The White House’s annual economic report, in addition to its endorsement of inter-city rail and transit spending, also sheds more light on transit inflation,
which is often reported anecdotally in the many cities struggling with
fare hikes but rarely put in statistical terms by economists.
the appendices of its report, the president’s Council on Economic
Advisers estimated the overall U.S. consumer price index (CPI) at
214.537 in 2009, with the period of 1982-1984 signifying the 100 level.
In general, then, prices for major goods have more than doubled over
the past two-and-a-half decades.
The changes in price for what Americans pay for food (218.249 in
2009) and housing, including utilities (217.057), have kept pace with
the overall CPI, according to the White House. But in the specific
category of transportation, the difference was notable — private
transportation, a category that includes new or used vehicles and motor
fuel, had a CPI of 174.762 in 2009, while transit’s CPI hit 236.348
To be sure, transit costs were not the most
out-off-control expense singled out by the White House. Inflation for
medical care reached 375.613 in 2009, and the cost of shelter, not
including utilities, was 249.354 last year.
palpable disparity between the costs of private and public modes of

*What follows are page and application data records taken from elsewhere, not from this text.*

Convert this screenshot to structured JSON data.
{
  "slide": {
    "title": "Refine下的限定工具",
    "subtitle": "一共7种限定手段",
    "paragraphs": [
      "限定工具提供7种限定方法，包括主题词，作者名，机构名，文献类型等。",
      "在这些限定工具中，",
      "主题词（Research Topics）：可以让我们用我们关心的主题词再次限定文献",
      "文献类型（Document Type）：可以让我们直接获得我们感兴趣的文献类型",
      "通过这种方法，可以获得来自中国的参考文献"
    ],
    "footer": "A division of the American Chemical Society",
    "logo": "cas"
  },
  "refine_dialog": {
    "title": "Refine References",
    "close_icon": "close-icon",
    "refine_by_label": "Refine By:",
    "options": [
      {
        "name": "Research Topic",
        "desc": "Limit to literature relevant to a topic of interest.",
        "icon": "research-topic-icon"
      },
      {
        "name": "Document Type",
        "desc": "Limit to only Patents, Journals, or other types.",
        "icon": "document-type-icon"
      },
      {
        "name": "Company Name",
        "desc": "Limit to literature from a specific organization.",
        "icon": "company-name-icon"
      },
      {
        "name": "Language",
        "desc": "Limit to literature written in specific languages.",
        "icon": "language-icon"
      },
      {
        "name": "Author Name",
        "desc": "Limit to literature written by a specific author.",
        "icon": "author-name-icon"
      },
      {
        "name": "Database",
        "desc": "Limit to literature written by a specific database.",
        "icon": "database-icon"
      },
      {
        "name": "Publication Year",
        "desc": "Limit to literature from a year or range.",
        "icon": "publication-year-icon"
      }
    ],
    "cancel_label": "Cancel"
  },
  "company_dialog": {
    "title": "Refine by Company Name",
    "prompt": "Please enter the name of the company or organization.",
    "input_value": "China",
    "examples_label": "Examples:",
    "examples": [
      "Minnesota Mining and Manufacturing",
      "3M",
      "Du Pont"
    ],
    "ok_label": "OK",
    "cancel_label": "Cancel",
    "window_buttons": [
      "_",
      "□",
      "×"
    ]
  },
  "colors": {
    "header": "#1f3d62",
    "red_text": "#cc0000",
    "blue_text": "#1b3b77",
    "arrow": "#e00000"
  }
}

transportation is a trend that should be catching the attention of
policymakers on both ends of Pennsylvania Avenue.